It’s a holiday week in the U.S., so I’m betting there’s only a faithful few at work today. If you’re one of the people wishing you were on vacation instead of sitting in the office, these posts are just for you.
Because we’re fresh off of Independence Day, the web was filled with a lot of great articles about finding balance, the ability to take vacation and be more efficient with your time.
If you’re looking for some inspiration (or just something to pass the time today), I’ve got five awesome articles lined up for you. Check them out:
- The ‘Busy’ Trap – When someone asks you how you are doing, how often do you reply with “busy”? If you’re like me (and most Americans), more often than you’d care to admit. This excellent New York Times column talks about our obsession with being busy and why we need to be more willing to drop work every once and awhile to go out and play. If you only read one article this week, make this one be it. It’s a poignant piece with a great message.

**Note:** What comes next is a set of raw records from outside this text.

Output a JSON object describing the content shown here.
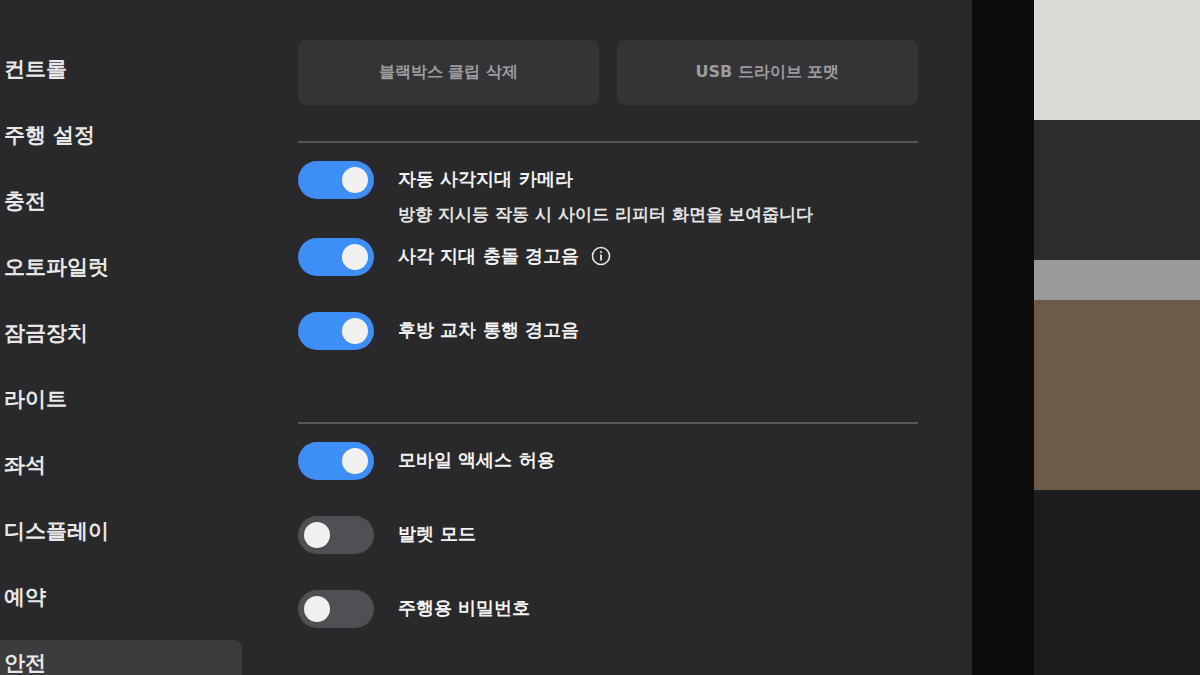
{
  "sidebar": {
    "items": [
      {
        "label": "컨트롤",
        "selected": false
      },
      {
        "label": "주행 설정",
        "selected": false
      },
      {
        "label": "충전",
        "selected": false
      },
      {
        "label": "오토파일럿",
        "selected": false
      },
      {
        "label": "잠금장치",
        "selected": false
      },
      {
        "label": "라이트",
        "selected": false
      },
      {
        "label": "좌석",
        "selected": false
      },
      {
        "label": "디스플레이",
        "selected": false
      },
      {
        "label": "예약",
        "selected": false
      },
      {
        "label": "안전",
        "selected": true
      }
    ]
  },
  "buttons": [
    "블랙박스 클립 삭제",
    "USB 드라이브 포맷"
  ],
  "groups": [
    [
      {
        "label": "자동 사각지대 카메라",
        "description": "방향 지시등 작동 시 사이드 리피터 화면을 보여줍니다",
        "on": true,
        "info": false
      },
      {
        "label": "사각 지대 충돌 경고음",
        "description": "",
        "on": true,
        "info": true
      },
      {
        "label": "후방 교차 통행 경고음",
        "description": "",
        "on": true,
        "info": false
      }
    ],
    [
      {
        "label": "모바일 액세스 허용",
        "description": "",
        "on": true,
        "info": false
      },
      {
        "label": "발렛 모드",
        "description": "",
        "on": false,
        "info": false
      },
      {
        "label": "주행용 비밀번호",
        "description": "",
        "on": false,
        "info": false
      }
    ]
  ]
}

- Need a Vacation? 4 Steps to a Business that Thrives Without You – If you’re one of the people working today, chances are you might be an entrepreneur who feels like you can never take a day off lest your business crumble without you. If that sounds like you, this article from Entrpreneur is just what you need to help you take the necessary steps to be sipping mai tais on a beach this time next year. 🙂
- How to Find Your Own Independence Day – A nice short and sweet post from Sonia Simone at Copyblogger about what you need to do to really “own” your life as a business owner.
- My Kids Know My Name – My pal Marcus Sheridan at The Sales Lion wrote this sweet, yet important, post about focusing on what’s important important in life. Can you sense a theme with all of these?! It’s a short post and offers a sweet reminder to make time for the important people in our lives.
- What Multitasking Does to Our Brains – Leo Widrich at Buffer wrote a fascinating article about the science of multitasking and how it does not help us get things done faster. There has been a lot of anecdotal evidence of this, but this post takes a deeper look at the multitasking phenomenon and why we feel the need to tackle five things at once. He also offers up some great advice for getting more done through “singletasking”. Great tips.